Where is it? Where did I put that? Did I lose it?
These are some of the most common questions uttered by people all over the world. Every. Single. Day.
Which is why there have been so many studies done on this topic. We might be culturally different, but at our core, we’ll all the same: forgetful. According to psychologist David L. Schachter, the author of The Seven Sins of Memory, forgetfulness “is the breakdown at the interface of attention and memory.”
Losing things disrupts our normal sense of control. But the most common reasons for losing things are stress, multitasking and plain old fatigue.
Researchers have been so fascinated with the subject of lost & found items, that there are surveys all over the world analyzing the data of forgetful citizens. The numbers are in, so without further ado, here are the top most common lost & found items (no matter where you live):
Top 5 things we lose
It might come as no surprise that the things you lose most often are the things you carry around with you most. These are the global winners:
Dude, where’s my car (key)? One of the most stressful and inconvenient items that we use are house or car keys. According to Chris Seabrook from Asguard Locksmiths, “most of the emergencies we get are from people locked out of their house or car because they lost – or can’t find – their keys.”

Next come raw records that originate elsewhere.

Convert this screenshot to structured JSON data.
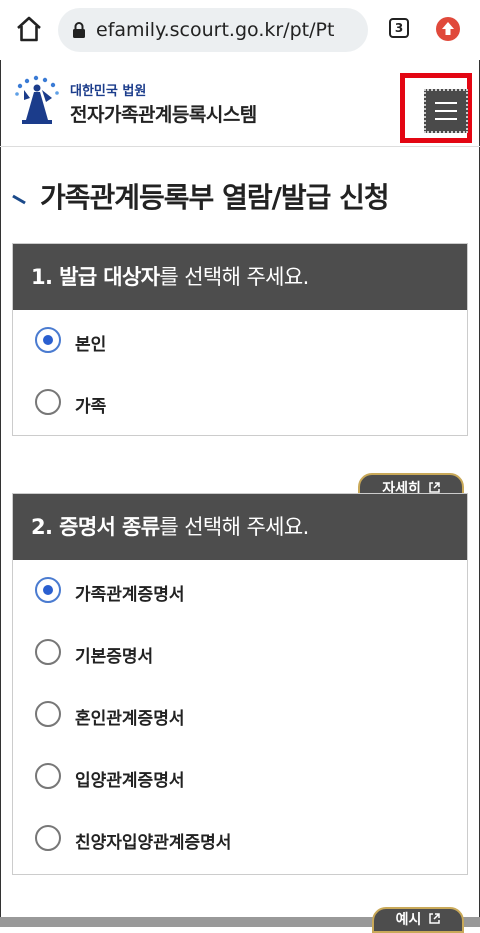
{
  "browser": {
    "url": "efamily.scourt.go.kr/pt/Pt",
    "tab_count": "3"
  },
  "header": {
    "court_name": "대한민국 법원",
    "system_name": "전자가족관계등록시스템"
  },
  "page_title": "가족관계등록부 열람/발급 신청",
  "section1": {
    "heading_bold": "1. 발급 대상자",
    "heading_rest": "를 선택해 주세요.",
    "options": [
      {
        "label": "본인",
        "checked": true
      },
      {
        "label": "가족",
        "checked": false
      }
    ]
  },
  "detail_button": "자세히",
  "section2": {
    "heading_bold": "2. 증명서 종류",
    "heading_rest": "를 선택해 주세요.",
    "options": [
      {
        "label": "가족관계증명서",
        "checked": true
      },
      {
        "label": "기본증명서",
        "checked": false
      },
      {
        "label": "혼인관계증명서",
        "checked": false
      },
      {
        "label": "입양관계증명서",
        "checked": false
      },
      {
        "label": "친양자입양관계증명서",
        "checked": false
      }
    ]
  },
  "example_button": "예시",
  "colors": {
    "highlight": "#e30613",
    "section_header": "#4d4d4d",
    "radio_accent": "#2a5fd0",
    "brand_blue": "#1b3c8b"
  }
}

Next up on the list is the Wallet. It holds less cash these days, but still a lot of important cards and documents that would not only be a hassle (and an expensive one too) to replace, but also would pose identity theft risks. This is why if you can’t find it, it’s important to report it to the police and call your bank(s) immediately to freeze your account(s).

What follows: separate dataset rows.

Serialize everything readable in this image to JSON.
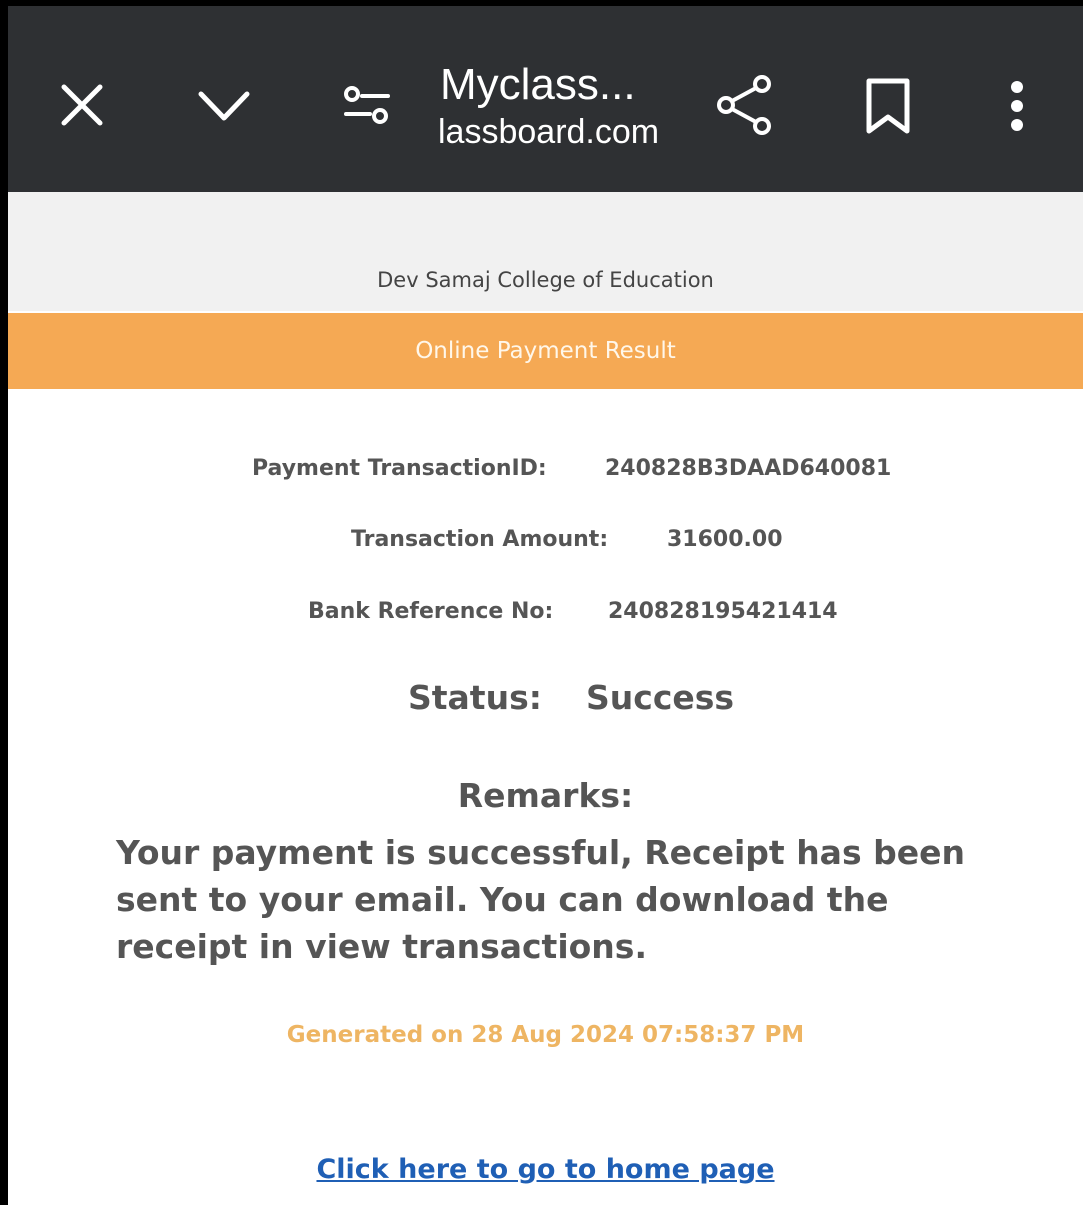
{
  "browser": {
    "title": "Myclass...",
    "url": "lassboard.com",
    "icons": {
      "close": "close-icon",
      "collapse": "chevron-down-icon",
      "settings": "tune-icon",
      "share": "share-icon",
      "bookmark": "bookmark-icon",
      "menu": "more-vertical-icon"
    }
  },
  "page": {
    "college_name": "Dev Samaj College of Education",
    "banner": "Online Payment Result",
    "fields": {
      "transaction_id_label": "Payment TransactionID:",
      "transaction_id_value": "240828B3DAAD640081",
      "amount_label": "Transaction Amount:",
      "amount_value": "31600.00",
      "bank_ref_label": "Bank Reference No:",
      "bank_ref_value": "240828195421414",
      "status_label": "Status:",
      "status_value": "Success"
    },
    "remarks_label": "Remarks:",
    "remarks_text": "Your payment is successful, Receipt has been sent to your email. You can download the receipt in view transactions.",
    "generated": "Generated on 28 Aug 2024 07:58:37 PM",
    "home_link": "Click here to go to home page"
  },
  "colors": {
    "topbar": "#2e3033",
    "banner": "#f5a954",
    "generated_text": "#eeb563",
    "link": "#1f5fb5"
  }
}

Oh, the smartphone. We rely on it so much these days, once we lose it, we are lost ourselves! A Harris Poll found that men are almost twice as likely to lose their phones than women. One explanation could be that men are more likely to carry their phones in their pockets than women – which makes it easier to lose them on public transport, Uber or taxis. For example, Chicago taxi drivers report 120.000 lost phones every year and Uber’s latest Lost & Found report discovered that in the US, phones are the most frequently left behind items in cars.
Is it under the couch?? It could most likely be in your hand. Remotes are so easily displaced, and it’s so inconvenient when you just wanna press play to keep watching your Netflix show. And it’s not just TV remotes. Think about Apple TV remotes. They are small, thin and dark coloured. Chipolo’s hack is to use a string to tie it to your couch. For which remote… that’s up to you.

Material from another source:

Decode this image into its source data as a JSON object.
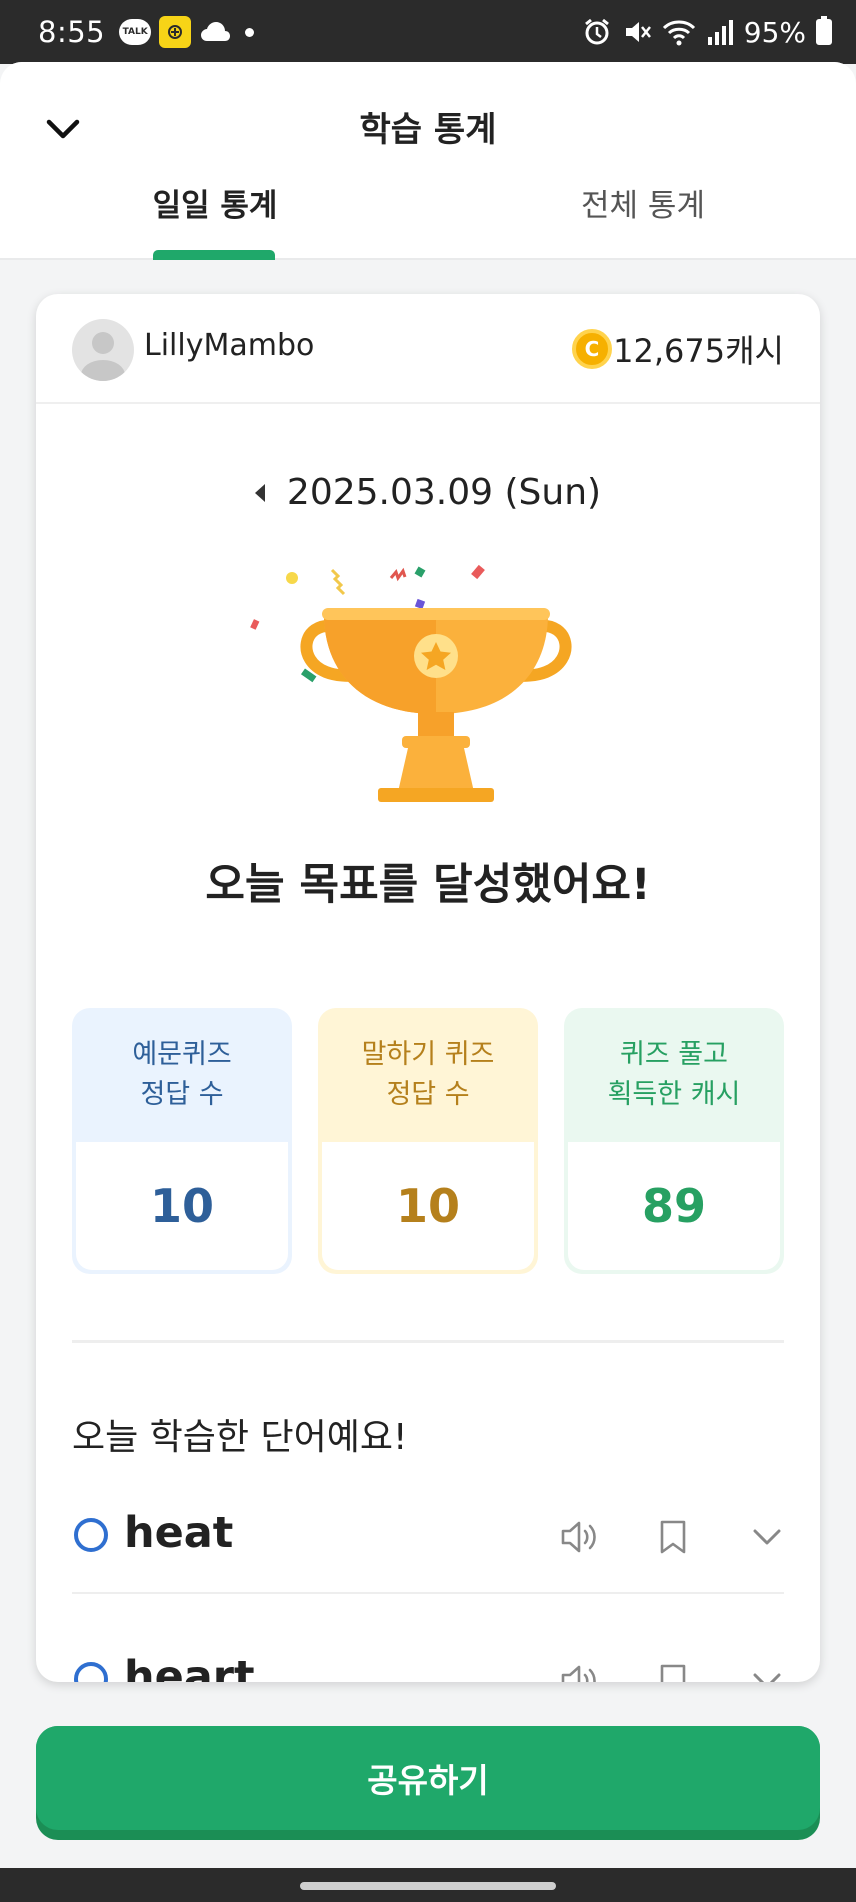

I can’t find my glasses cause I can’t see my glasses! Blurred vision, confused whereabouts – if you’re all alone it can be such a pain to find them. But retracing your steps works most of the time. If you have prescription glasses, it’s always a good idea to have a spare for emergencies.
More statistics and facts about lost & found items
Want to know more about how losing items affects our lives? Check out these global statistics:
- Most of us spend up to 2.5 days each year looking for lost items (PR Newswire)
- The average search time 10 minutes (Sigma Dos for IKEA)
- We spend almost 5,000 hours of our lives looking for things around the home (Sigma Dos for IKEA)
- The average person misplaces 9 things a day (Sumathi Reddy, Wall Street Journal)
- Approximately 90,000 to 100,000 items are left behind at checkpoints each month (Transportation Security Administration/TSA)
- The average person forks out around $6000 over their lifetime replacing stuff they’ve lost (My Nametags)
Losing an item is never fun, but finding it is always a relief. What a joy ride indeed! If you find an item that’s not yours, do take it to a police station. The unlucky person might manage to find their lost possession after all. What are the items you have lost most?